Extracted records
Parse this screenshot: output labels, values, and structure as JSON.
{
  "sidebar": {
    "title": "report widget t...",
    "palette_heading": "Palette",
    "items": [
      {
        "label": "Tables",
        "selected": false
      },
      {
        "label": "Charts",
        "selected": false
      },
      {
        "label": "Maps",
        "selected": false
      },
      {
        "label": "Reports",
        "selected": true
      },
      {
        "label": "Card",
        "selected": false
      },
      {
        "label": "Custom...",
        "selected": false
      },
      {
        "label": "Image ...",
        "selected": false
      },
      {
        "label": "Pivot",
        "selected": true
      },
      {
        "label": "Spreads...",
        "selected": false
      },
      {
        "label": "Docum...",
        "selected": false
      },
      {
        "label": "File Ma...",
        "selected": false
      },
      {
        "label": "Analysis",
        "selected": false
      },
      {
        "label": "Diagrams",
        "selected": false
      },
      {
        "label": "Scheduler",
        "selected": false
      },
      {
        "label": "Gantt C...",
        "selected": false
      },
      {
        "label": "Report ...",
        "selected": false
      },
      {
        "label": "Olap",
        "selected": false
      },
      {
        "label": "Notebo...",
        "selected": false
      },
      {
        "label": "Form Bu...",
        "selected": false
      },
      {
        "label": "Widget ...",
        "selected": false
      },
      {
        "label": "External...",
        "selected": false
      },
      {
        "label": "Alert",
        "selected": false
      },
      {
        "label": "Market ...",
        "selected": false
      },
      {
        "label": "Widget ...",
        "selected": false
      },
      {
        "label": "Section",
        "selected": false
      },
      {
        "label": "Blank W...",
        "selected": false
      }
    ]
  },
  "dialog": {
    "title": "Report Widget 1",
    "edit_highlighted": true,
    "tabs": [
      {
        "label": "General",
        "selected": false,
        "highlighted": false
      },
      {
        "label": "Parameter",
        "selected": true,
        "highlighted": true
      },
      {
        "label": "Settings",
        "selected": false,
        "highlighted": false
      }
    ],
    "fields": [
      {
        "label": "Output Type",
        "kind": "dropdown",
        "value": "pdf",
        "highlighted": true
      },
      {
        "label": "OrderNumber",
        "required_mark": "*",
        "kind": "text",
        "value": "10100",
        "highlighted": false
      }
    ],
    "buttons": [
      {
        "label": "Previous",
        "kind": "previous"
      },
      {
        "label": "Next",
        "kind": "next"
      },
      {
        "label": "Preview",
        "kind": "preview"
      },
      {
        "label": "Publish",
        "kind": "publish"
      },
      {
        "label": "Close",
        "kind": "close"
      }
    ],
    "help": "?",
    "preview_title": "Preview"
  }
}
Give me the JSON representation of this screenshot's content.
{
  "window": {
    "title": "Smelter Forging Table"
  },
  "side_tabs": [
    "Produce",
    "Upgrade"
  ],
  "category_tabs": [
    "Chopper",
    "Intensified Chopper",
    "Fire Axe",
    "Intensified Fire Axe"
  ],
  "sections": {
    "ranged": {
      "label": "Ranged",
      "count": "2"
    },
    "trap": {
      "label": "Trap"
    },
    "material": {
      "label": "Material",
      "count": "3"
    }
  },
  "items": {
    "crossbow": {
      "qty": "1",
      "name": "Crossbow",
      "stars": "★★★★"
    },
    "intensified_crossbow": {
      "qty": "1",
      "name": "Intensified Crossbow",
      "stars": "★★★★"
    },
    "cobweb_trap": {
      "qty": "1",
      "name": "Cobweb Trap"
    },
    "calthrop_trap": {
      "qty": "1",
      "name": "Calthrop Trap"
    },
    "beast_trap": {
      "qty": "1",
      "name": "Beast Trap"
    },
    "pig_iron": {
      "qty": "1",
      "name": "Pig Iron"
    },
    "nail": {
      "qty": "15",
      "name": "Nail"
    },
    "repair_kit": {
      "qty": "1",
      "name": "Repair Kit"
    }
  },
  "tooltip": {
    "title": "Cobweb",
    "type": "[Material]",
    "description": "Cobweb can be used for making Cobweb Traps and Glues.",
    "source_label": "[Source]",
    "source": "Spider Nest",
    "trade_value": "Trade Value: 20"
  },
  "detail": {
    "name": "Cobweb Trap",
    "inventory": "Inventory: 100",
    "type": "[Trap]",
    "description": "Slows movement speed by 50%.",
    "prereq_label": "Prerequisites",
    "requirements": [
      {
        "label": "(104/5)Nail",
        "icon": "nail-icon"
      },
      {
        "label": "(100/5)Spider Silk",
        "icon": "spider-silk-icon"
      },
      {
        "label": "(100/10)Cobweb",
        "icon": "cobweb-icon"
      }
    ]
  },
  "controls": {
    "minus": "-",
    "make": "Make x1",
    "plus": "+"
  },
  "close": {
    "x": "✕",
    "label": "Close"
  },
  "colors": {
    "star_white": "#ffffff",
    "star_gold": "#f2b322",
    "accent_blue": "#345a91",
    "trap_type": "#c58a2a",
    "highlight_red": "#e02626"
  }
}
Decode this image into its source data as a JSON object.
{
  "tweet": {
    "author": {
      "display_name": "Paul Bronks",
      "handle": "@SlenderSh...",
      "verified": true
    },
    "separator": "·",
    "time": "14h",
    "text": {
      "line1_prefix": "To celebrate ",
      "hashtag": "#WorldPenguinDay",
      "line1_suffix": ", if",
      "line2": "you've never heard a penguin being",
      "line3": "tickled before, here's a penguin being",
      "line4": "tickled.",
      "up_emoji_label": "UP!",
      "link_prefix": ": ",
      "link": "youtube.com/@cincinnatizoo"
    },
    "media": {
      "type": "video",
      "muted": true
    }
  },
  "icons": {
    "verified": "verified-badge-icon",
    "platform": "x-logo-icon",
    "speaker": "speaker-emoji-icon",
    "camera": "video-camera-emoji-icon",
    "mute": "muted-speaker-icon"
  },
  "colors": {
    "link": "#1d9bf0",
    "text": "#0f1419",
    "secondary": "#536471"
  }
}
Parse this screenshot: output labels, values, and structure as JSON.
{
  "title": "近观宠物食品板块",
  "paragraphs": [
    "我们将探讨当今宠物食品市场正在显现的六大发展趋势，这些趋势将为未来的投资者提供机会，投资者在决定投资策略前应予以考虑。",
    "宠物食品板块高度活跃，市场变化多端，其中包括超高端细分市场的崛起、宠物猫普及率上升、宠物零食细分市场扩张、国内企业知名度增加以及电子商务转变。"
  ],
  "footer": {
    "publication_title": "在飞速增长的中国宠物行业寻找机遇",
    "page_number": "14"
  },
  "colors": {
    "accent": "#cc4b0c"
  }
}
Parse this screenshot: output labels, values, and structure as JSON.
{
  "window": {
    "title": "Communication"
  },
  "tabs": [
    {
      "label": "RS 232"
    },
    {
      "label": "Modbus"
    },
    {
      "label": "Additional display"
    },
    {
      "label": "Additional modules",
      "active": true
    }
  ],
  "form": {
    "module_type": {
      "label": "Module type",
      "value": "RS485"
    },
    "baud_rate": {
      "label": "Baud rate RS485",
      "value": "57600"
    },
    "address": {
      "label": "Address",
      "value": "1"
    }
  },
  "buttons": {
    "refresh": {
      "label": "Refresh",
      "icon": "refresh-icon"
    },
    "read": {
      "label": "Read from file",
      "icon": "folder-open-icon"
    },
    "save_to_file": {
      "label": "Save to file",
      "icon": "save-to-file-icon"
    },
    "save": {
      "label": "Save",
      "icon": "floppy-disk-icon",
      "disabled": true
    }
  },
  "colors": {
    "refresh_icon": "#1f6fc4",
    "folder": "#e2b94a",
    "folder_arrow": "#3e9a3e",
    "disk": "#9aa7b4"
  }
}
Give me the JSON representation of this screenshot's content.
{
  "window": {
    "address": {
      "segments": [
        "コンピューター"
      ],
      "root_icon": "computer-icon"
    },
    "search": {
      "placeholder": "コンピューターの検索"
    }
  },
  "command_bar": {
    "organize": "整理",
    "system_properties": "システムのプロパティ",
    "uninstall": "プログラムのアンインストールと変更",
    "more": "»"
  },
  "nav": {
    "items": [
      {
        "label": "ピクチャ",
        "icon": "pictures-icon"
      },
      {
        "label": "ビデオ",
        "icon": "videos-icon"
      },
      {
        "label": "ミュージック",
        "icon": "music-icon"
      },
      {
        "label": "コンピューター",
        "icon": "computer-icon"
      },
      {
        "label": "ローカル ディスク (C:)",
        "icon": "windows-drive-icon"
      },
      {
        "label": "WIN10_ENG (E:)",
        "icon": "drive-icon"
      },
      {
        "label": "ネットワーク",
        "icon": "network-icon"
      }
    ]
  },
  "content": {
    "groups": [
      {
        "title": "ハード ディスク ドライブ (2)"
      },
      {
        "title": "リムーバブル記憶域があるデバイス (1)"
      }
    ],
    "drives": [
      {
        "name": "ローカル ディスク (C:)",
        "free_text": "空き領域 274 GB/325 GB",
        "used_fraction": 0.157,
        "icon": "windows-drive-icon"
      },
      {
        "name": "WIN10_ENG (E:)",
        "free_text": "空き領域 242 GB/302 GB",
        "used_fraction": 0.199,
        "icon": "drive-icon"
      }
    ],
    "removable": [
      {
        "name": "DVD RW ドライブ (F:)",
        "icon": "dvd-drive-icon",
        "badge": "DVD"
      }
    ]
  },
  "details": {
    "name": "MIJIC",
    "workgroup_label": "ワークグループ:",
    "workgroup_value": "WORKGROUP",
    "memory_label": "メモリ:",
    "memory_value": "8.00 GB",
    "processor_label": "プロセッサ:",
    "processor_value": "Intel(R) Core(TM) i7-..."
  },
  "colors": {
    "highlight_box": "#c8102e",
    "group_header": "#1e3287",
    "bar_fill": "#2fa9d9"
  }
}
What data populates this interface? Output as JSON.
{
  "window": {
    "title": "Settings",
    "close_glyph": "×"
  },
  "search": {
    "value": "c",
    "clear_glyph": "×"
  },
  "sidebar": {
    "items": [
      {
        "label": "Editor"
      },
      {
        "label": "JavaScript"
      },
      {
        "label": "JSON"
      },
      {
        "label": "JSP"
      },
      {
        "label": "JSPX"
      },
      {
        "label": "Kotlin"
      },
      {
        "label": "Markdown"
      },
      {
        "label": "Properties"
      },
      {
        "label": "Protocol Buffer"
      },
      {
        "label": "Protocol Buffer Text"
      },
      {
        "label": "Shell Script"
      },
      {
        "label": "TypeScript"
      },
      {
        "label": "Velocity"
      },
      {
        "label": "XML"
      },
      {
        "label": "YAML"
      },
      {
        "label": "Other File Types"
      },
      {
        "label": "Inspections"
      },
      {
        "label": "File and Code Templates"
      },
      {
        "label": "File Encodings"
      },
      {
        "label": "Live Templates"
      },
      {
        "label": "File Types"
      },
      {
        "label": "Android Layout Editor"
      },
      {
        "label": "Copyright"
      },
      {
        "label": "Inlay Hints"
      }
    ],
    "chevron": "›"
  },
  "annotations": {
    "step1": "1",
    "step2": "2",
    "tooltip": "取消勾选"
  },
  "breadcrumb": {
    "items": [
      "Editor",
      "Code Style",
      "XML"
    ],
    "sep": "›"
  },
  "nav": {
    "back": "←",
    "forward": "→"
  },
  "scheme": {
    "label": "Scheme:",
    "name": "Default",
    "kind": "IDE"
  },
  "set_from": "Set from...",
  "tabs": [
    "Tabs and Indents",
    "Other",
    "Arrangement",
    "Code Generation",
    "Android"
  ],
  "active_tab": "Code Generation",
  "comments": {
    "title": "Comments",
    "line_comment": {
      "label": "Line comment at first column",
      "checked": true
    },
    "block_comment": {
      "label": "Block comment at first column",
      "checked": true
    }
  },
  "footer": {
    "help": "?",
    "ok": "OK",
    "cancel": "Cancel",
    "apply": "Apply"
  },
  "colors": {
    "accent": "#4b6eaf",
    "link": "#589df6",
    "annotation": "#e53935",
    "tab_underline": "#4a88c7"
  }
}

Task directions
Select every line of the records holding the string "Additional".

Solution to this task
      "label": "Additional display"
      "label": "Additional modules",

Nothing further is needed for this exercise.